Regardless of whether you are pregnant or not, exposure to the sun puts you at risk for premature aging and malignant melanoma (skin cancer). The following information will help you think through tanning in a bed, on the beach, or with help from a bottle.
Your baby is the most susceptible to negative effects from ultraviolet (UV) radiation during your first trimester and at the beginning of the second trimester. The foundation for brain development is being laid during this time.
Some studies also link UV rays and folic acid deficiency. Folic acid prevents neural tube defects, such as spina bifida, and is especially important in the first trimester. During pregnancy, your skin is more susceptible to burning and chloasma, the dark splotches that appear on the face during pregnancy.
Self-tanning lotions are generally considered safe during pregnancy. The main chemicals in self-tanners don’t absorb past the first layer of skin. Dihydroxyacetone (DHA) is the chemical used in self-tanning lotions to make a brown pigment on the skin.
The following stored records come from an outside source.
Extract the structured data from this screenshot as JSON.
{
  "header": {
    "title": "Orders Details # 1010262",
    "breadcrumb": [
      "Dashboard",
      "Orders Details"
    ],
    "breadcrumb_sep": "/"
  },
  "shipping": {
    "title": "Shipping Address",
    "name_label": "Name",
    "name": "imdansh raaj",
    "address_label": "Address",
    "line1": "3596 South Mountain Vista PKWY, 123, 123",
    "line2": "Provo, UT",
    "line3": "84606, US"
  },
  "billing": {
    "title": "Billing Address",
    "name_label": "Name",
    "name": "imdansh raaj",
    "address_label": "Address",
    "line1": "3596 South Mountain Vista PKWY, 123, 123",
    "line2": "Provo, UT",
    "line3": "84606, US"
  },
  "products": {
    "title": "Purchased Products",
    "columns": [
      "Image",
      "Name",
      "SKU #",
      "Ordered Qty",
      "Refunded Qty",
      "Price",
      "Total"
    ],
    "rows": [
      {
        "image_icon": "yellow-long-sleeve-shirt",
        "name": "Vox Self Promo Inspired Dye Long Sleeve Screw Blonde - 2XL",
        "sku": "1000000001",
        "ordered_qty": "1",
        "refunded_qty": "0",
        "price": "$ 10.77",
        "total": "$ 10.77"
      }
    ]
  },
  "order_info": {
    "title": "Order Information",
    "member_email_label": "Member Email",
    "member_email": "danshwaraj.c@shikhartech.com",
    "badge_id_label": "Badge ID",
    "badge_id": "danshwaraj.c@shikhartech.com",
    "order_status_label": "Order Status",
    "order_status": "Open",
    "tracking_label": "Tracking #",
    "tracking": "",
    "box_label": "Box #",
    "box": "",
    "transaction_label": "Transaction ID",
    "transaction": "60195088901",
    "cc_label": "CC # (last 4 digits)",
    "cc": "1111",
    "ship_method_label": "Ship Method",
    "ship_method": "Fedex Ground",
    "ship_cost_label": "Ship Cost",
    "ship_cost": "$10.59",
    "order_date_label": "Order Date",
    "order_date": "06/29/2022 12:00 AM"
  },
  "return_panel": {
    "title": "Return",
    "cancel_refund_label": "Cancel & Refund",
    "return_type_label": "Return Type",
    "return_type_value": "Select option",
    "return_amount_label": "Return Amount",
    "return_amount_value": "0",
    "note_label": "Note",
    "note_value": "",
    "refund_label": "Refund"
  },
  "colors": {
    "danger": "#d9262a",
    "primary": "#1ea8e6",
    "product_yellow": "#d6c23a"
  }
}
Doctors don’t know for sure, but DHA is thought to stay only on the first layer of skin, so it doesn’t actually absorb in a way that could reach your baby. It’s always best to check with your doctor before using a self-tanning product.
While self-tanning lotions may be safe during pregnancy, you’ll want to avoid spray tans. The chemicals used in the spray could reach your baby if you breathe them in.
Pregnant women can’t avoid all types of radiation exposure. But the key is to understand the risk, and to limit any unnecessary UV radiation exposure.
The Bottom Line
If you must get a tan over the next nine months, your best bet is to reach for a pregnancy-safe self-tanning lotion. Tanning beds are never a good idea, whether you’re pregnant or not. Instead, the safest option is to skip the base tan and show off your natural pregnancy glow.
Written by Tanika Taylor, MD